Task to carry out → Copy out each line from the material where the word "time" is found.
***
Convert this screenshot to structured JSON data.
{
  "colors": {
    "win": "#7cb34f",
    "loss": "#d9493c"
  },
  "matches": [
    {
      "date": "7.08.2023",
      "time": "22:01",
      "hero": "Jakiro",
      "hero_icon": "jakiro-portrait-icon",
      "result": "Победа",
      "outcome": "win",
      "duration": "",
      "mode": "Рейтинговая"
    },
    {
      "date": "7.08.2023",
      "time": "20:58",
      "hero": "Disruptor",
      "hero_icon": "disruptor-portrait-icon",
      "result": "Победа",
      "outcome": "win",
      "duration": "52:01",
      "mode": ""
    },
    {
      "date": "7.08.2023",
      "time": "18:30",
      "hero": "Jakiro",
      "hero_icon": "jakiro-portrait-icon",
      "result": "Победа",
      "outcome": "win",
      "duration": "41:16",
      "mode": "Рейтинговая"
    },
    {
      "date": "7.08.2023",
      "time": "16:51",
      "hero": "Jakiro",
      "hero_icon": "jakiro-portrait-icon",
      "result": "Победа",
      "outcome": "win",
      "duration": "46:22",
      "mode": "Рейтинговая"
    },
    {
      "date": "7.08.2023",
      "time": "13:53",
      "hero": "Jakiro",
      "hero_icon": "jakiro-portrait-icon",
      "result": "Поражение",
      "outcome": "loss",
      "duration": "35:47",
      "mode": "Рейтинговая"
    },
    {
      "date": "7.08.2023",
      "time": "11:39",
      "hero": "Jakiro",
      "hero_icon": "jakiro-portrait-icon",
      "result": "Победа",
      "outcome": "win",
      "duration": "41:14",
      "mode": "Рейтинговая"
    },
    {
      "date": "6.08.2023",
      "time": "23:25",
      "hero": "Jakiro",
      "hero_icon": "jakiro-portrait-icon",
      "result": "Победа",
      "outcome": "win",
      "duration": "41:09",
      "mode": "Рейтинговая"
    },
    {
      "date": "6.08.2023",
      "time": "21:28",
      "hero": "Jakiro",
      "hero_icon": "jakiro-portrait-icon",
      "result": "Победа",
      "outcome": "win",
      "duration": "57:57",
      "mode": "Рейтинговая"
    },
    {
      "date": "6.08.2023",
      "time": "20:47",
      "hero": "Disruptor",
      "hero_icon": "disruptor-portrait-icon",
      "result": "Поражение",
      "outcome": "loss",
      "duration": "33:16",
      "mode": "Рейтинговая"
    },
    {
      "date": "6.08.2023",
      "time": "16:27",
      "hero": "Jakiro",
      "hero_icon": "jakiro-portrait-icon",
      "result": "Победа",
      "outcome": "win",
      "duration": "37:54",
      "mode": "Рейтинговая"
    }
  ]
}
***
Result of the task →
      "time": "22:01",
      "time": "20:58",
      "time": "18:30",
      "time": "16:51",
      "time": "13:53",
      "time": "11:39",
      "time": "23:25",
      "time": "21:28",
      "time": "20:47",
      "time": "16:27",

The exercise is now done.